• [WHAT THE TASK REQUIRES]:
Your answer must be every line of the data that holds the string "title".

• [Stored dataset items]:
________________________________________
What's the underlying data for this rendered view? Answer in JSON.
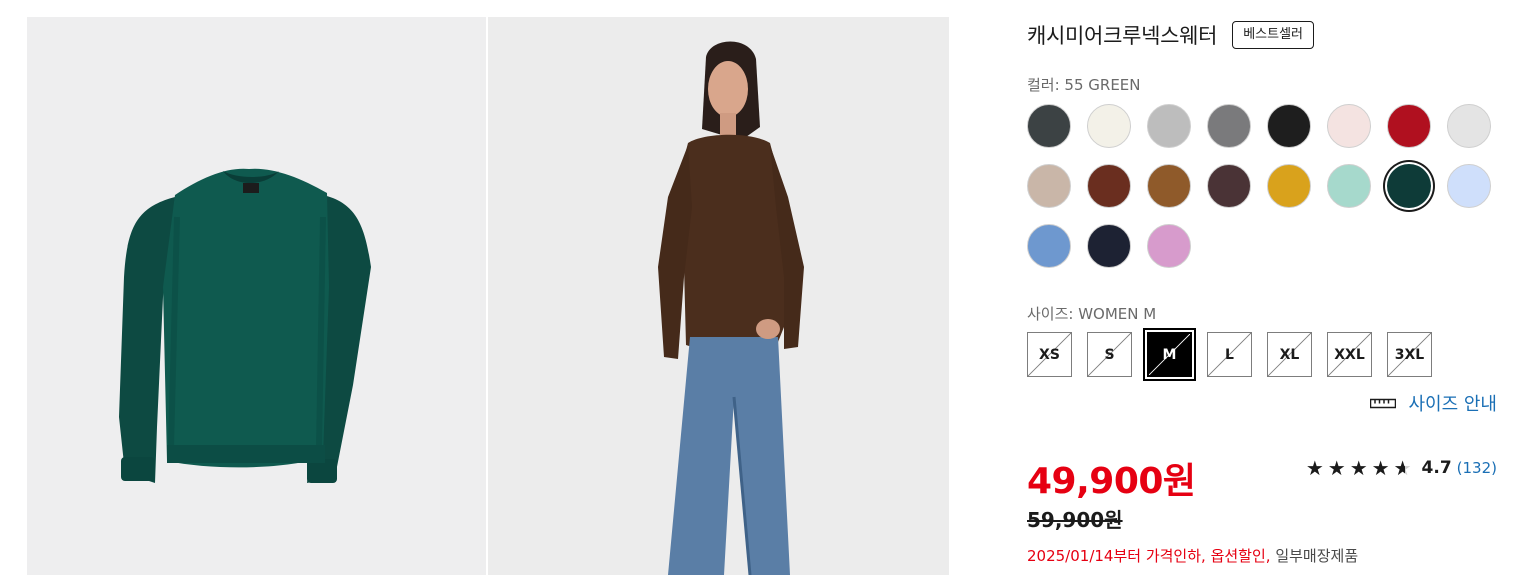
{
  "product": {
    "title": "캐시미어크루넥스웨터",
    "badge": "베스트셀러"
  },
  "color": {
    "label": "컬러: 55 GREEN",
    "swatches": [
      {
        "name": "charcoal",
        "color": "#3c4244"
      },
      {
        "name": "off-white",
        "color": "#f3f1e8"
      },
      {
        "name": "light-gray",
        "color": "#bdbdbd"
      },
      {
        "name": "gray",
        "color": "#7a7a7c"
      },
      {
        "name": "black",
        "color": "#1e1e1e"
      },
      {
        "name": "pale-pink",
        "color": "#f4e3e1"
      },
      {
        "name": "red",
        "color": "#b0101f"
      },
      {
        "name": "white-gray",
        "color": "#e4e4e4"
      },
      {
        "name": "beige",
        "color": "#c9b6a8"
      },
      {
        "name": "brown",
        "color": "#6a2e1f"
      },
      {
        "name": "camel",
        "color": "#8f5a2a"
      },
      {
        "name": "dark-brown",
        "color": "#4a3336"
      },
      {
        "name": "mustard",
        "color": "#d9a21c"
      },
      {
        "name": "mint",
        "color": "#a6d9cc"
      },
      {
        "name": "green",
        "color": "#0e3b38",
        "selected": true
      },
      {
        "name": "light-blue",
        "color": "#cfdffb"
      },
      {
        "name": "blue",
        "color": "#6e98cf"
      },
      {
        "name": "navy",
        "color": "#1d2233"
      },
      {
        "name": "lilac",
        "color": "#d79bcc"
      }
    ]
  },
  "size": {
    "label": "사이즈: WOMEN M",
    "options": [
      {
        "label": "XS"
      },
      {
        "label": "S"
      },
      {
        "label": "M",
        "selected": true
      },
      {
        "label": "L"
      },
      {
        "label": "XL"
      },
      {
        "label": "XXL"
      },
      {
        "label": "3XL"
      }
    ],
    "guide_label": "사이즈 안내",
    "guide_icon": "ruler-icon"
  },
  "pricing": {
    "price": "49,900원",
    "original_price": "59,900원",
    "notice_date": "2025/01/14부터 가격인하,",
    "notice_option": "옵션할인,",
    "notice_store": "일부매장제품"
  },
  "rating": {
    "stars": 4.7,
    "value": "4.7",
    "count": "(132)"
  },
  "theme": {
    "price_color": "#e60012",
    "link_color": "#1a6fb5",
    "selected_color": "#000000"
  }
}
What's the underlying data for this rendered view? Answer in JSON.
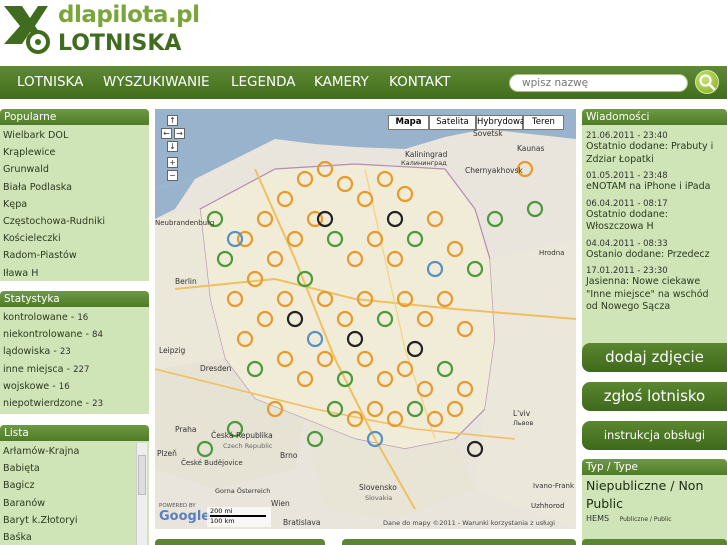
{
  "brand": {
    "top": "dlapilota.pl",
    "bottom": "LOTNISKA"
  },
  "nav": {
    "items": [
      "LOTNISKA",
      "WYSZUKIWANIE",
      "LEGENDA",
      "KAMERY",
      "KONTAKT"
    ],
    "search_placeholder": "wpisz nazwę"
  },
  "popularne": {
    "title": "Popularne",
    "items": [
      "Wielbark DOL",
      "Krąplewice",
      "Grunwald",
      "Biała Podlaska",
      "Kępa",
      "Częstochowa-Rudniki",
      "Kościeleczki",
      "Radom-Piastów",
      "Iława H"
    ]
  },
  "statystyka": {
    "title": "Statystyka",
    "items": [
      {
        "label": "kontrolowane",
        "count": "16"
      },
      {
        "label": "niekontrolowane",
        "count": "84"
      },
      {
        "label": "lądowiska",
        "count": "23"
      },
      {
        "label": "inne miejsca",
        "count": "227"
      },
      {
        "label": "wojskowe",
        "count": "16"
      },
      {
        "label": "niepotwierdzone",
        "count": "23"
      }
    ]
  },
  "lista": {
    "title": "Lista",
    "items": [
      "Arłamów-Krajna",
      "Babięta",
      "Bagicz",
      "Baranów",
      "Baryt k.Złotoryi",
      "Baśka"
    ]
  },
  "map": {
    "types": [
      "Mapa",
      "Satelita",
      "Hybrydowa",
      "Teren"
    ],
    "selected": "Mapa",
    "labels": {
      "kaliningrad": "Kaliningrad",
      "kaliningrad_ru": "Калининград",
      "chernyakhovsk": "Chernyakhovsk",
      "sovetsk": "Sovetsk",
      "kaunas": "Kaunas",
      "neubrandenburg": "Neubrandenburg",
      "berlin": "Berlin",
      "leipzig": "Leipzig",
      "dresden": "Dresden",
      "ceska": "Česká Republika",
      "czech": "Czech Republic",
      "brno": "Brno",
      "praha": "Praha",
      "plzen": "Plzeň",
      "budejovice": "České Budějovice",
      "wien": "Wien",
      "bratislava": "Bratislava",
      "slovensko": "Slovensko",
      "slovakia": "Slovakia",
      "lviv": "L'viv",
      "lvov": "Львов",
      "ivano": "Ivano-Frank",
      "uzhhorod": "Uzhhorod",
      "grodno": "Hrodna",
      "gorna": "Gorna Österreich",
      "powered": "POWERED BY",
      "scale_mi": "200 mi",
      "scale_km": "100 km",
      "copyright": "Dane do mapy ©2011 - Warunki korzystania z usługi"
    }
  },
  "wiadomosci": {
    "title": "Wiadomości",
    "items": [
      {
        "date": "21.06.2011 - 23:40",
        "text": "Ostatnio dodane: Prabuty i Zdziar Łopatki"
      },
      {
        "date": "01.05.2011 - 23:48",
        "text": "eNOTAM na iPhone i iPada"
      },
      {
        "date": "06.04.2011 - 08:17",
        "text": "Ostatnio dodane: Włoszczowa H"
      },
      {
        "date": "04.04.2011 - 08:33",
        "text": "Ostanio dodane: Przedecz"
      },
      {
        "date": "17.01.2011 - 23:30",
        "text": "Jasienna: Nowe ciekawe \"Inne miejsce\" na wschód od Nowego Sącza"
      }
    ]
  },
  "actions": {
    "add_photo": "dodaj zdjęcie",
    "report": "zgłoś lotnisko",
    "help": "instrukcja obsługi"
  },
  "typ": {
    "title": "Typ / Type",
    "value": "Niepubliczne / Non Public",
    "code": "HEMS",
    "code_desc": "Publiczne / Public"
  },
  "colors": {
    "accent": "#4f7a27",
    "panel_bg": "#cfe4b7",
    "brand_light": "#7aa53a",
    "brand_dark": "#3f6c1e"
  }
}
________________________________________
• [FINISHED TASK]:
    "title": "캐시미어크루넥스웨터",
    "title": "Popularne",
    "title": "Statystyka",
    "title": "Lista",
    "title": "Wiadomości",
    "title": "Typ / Type",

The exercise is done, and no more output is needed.